Our passion! Meaning sometimes some let that get into the way of us delivering our message. We have to remember first we are trying to communicate with others that may not be as emotionally connected to the message (yet) and have to speak to them or about them in a calm rational way that they can understand. Once they are not listening then we can hit them with the hard facts and let them make their decisions, but they will 100% stop listening if you are demeaning or argumentative off the bat.

6. All of us need a “why vegan” elevator pitch. We’d love to hear yours.

My why is simply: I have found a way to live my life free of harm to others while flourishing physically, mentally and emotionally. I have never felt better and am much more clear headed, I don’t have the fog I once had weighed down by heavy meat and dairy I was consuming and I’m contributing to a better planet for all. Veganism is really the ultimate lifestyle if you think about it!

7. Who are the people and what are the books, films, websites and organizations that have had the greatest influence on your veganism and your continuing evolution?

Definitely the larger organizations like the Animal Legal Defense Fund and PETA have were the greatest influence in the beginning and have been amazing resources still to this day! Mercy for Animals is what keeps me honest and I love their gentle to approach to why we should be and stay vegan. But in continuing my evolution it’s the smaller sanctuaries locally that I volunteer for and rescue networks I’m a part of. The daily grind of these animal heroes is absolutely incredible and it takes each one involved to keep things going. The recent sanctuary I am hosting an event for in September is run by a woman who left her job in corporate marketing when she was left with 15 horses that were all on death’s door. Literally someone dropped them off at her property and never came back. She just knew he had to do something, started a sanctuary and other animals came pouring in.

8. Burn-out is so common among vegans: what do you do to unwind, recharge and inspire yourself?

To unwind, I take day trips to vegan restaurants I have never been and make it a whole fun day of exploring the area! I’m also actively involved in a vegan society and we host monthly meet-ups and potlucks where we invite new vegans to attend and it’s so inspiring to see them excited to start their journey just like I was. And of course, now, visiting animal sanctuaries with my little vegan baby boy is soul-filling!

9. What is the issue nearest and dearest to your heart that you would like others to know more about?

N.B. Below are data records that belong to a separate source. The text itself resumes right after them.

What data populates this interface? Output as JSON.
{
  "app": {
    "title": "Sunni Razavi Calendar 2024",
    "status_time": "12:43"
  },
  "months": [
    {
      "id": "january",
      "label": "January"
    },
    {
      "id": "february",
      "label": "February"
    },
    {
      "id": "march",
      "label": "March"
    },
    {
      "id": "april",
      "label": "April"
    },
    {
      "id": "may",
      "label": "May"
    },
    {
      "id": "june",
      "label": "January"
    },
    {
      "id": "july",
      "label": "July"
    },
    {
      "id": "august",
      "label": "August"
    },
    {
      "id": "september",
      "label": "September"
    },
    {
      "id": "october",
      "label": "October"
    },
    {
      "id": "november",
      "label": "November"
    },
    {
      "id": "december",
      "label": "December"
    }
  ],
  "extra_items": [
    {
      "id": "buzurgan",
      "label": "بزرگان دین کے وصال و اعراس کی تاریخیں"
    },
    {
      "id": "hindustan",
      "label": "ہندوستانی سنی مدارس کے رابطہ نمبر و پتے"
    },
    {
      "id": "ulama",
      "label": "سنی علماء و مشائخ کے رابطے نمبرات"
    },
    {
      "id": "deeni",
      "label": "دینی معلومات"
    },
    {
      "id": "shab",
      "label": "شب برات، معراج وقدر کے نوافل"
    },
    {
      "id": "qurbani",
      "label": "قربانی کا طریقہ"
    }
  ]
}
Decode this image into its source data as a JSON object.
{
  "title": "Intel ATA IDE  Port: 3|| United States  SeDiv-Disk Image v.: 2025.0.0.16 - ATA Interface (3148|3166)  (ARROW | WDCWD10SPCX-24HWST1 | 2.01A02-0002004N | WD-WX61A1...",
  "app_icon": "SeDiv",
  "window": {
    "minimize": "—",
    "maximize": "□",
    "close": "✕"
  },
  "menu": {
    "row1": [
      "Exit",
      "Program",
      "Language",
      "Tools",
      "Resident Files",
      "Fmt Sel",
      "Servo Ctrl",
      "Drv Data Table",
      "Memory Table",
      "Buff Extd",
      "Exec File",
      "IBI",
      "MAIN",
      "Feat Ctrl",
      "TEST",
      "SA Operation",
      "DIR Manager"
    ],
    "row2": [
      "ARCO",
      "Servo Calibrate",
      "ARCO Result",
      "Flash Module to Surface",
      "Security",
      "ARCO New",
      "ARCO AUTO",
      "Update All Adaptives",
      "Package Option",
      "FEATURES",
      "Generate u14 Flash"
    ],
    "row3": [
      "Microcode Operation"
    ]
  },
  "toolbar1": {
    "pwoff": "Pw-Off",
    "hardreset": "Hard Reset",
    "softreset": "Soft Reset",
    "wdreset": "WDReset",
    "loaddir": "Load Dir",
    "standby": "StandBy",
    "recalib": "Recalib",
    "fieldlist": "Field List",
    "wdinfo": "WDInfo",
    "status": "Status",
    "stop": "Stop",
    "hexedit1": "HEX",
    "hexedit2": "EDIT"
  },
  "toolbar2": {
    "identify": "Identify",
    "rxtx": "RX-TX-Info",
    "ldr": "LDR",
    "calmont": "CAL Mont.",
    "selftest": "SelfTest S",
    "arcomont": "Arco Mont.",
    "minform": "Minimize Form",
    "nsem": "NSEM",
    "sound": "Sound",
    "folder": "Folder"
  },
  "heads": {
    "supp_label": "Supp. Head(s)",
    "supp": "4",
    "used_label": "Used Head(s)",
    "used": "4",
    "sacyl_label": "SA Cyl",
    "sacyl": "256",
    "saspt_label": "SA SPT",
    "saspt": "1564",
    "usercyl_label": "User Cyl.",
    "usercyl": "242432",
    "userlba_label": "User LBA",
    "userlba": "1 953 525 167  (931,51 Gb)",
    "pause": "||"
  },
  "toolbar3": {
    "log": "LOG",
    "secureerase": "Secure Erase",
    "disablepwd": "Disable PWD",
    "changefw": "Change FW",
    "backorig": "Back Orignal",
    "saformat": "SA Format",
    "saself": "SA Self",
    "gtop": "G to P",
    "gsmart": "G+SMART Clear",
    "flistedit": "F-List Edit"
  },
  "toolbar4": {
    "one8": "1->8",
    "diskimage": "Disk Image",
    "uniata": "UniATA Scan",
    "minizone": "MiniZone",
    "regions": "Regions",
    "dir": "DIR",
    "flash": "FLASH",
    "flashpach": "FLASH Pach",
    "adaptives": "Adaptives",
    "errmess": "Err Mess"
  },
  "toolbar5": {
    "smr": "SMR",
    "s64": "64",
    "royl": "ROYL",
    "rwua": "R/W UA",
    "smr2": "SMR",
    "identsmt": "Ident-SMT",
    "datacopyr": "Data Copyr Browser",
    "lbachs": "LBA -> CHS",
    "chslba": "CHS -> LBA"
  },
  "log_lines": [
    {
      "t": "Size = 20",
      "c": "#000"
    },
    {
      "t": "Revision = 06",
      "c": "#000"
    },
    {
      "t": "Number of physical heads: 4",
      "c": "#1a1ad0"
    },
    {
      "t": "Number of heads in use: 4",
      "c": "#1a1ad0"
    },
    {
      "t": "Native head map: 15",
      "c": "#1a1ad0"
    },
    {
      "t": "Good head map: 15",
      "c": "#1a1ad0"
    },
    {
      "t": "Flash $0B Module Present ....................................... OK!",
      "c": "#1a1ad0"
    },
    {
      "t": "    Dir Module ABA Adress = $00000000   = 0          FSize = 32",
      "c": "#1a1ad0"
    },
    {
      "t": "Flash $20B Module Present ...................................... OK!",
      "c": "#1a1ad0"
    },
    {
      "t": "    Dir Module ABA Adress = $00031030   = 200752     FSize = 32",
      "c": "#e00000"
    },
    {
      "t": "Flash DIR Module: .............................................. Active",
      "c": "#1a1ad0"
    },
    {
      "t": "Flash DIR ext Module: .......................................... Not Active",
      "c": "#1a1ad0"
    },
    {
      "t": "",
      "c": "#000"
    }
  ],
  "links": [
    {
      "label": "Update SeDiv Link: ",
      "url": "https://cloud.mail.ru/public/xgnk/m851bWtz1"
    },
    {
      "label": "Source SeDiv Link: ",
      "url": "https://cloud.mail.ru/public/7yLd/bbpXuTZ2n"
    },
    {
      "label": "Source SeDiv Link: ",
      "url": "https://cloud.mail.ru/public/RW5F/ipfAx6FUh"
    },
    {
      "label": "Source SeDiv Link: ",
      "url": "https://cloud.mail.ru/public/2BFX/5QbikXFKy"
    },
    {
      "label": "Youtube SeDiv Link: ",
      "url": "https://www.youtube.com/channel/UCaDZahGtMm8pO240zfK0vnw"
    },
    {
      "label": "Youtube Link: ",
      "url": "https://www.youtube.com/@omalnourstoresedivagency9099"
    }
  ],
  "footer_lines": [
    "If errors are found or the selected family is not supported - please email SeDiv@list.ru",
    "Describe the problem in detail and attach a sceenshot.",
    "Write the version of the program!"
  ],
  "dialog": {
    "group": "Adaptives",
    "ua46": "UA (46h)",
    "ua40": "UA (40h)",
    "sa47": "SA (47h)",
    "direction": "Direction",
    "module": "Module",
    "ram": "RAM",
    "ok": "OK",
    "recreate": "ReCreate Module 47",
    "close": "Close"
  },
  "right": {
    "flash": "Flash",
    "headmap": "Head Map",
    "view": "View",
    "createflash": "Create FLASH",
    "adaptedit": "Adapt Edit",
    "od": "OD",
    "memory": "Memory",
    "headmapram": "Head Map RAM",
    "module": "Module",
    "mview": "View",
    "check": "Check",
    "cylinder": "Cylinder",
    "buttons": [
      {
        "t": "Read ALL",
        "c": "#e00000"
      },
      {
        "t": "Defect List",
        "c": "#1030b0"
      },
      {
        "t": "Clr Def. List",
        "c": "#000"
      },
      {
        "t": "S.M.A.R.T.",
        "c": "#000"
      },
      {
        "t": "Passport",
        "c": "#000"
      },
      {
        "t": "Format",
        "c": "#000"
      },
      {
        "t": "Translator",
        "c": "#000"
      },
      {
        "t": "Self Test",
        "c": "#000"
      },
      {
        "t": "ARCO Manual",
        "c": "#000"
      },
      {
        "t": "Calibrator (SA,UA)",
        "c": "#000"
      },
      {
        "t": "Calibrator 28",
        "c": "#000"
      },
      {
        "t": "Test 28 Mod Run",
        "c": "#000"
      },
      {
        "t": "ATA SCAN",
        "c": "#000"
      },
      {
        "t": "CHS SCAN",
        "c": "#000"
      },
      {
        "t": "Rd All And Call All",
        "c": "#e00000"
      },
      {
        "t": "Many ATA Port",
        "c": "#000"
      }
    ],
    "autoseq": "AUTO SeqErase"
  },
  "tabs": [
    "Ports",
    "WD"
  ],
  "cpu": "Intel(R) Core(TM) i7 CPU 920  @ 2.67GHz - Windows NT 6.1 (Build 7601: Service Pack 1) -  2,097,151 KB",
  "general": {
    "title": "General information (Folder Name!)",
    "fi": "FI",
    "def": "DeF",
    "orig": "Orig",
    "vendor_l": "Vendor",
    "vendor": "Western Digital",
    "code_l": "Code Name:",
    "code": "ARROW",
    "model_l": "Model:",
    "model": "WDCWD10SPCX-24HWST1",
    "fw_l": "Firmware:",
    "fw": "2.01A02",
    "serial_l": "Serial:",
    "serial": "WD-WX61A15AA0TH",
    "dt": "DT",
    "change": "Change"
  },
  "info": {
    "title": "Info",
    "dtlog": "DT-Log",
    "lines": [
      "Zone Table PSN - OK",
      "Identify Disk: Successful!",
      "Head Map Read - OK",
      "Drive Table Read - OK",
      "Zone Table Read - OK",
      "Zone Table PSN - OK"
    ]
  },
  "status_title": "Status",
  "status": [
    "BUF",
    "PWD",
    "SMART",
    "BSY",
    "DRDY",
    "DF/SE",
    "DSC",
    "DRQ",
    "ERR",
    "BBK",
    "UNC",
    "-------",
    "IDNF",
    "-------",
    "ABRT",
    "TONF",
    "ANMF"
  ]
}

In May of last year I had my first son. Being vegan, I of course made the choice to stay vegan throughout the pregnancy (and ultimately raise him vegan afterwards) and was met with some positive, but mostly negative remarks, which was very confusing. Some thought that is wasn’t safe to be vegan and raise a baby vegan and some vegan acquaintances offered unwarranted opinions on my choice to even bring another little being on the planet the way it currently is. So I sought for a resource and support system that saw the same beauty in a vegan pregnancy and thanked my lucky stars to find the online group Vegan Pregnancy and Parenting started by a strong lady, Janet Kearny, with global parents sharing their pregnancies and raising their kids vegan. I loved their mission so much so that in November of last year, I joined the team to help with the world’s first ever Vegan Parenting Magazine they were producing called Raise Vegan which offered digitally and now with our first published issue in May, we have had support from Alicia Silverstone and most recently the newly pregnant Kat Von D.  

10. Please finish this sentence: “To me, being vegan is...”

The only way we need to be to survive and thrive. I truly believe it is the needed next step in our human evolution and the way we are meant to be. Once the world makes the connection we will not only save the planet and e pthe animals that reside on it, we will become a more impactful and happy species ourselves. It’s a bit of altruism, but I do believe someday we can get there!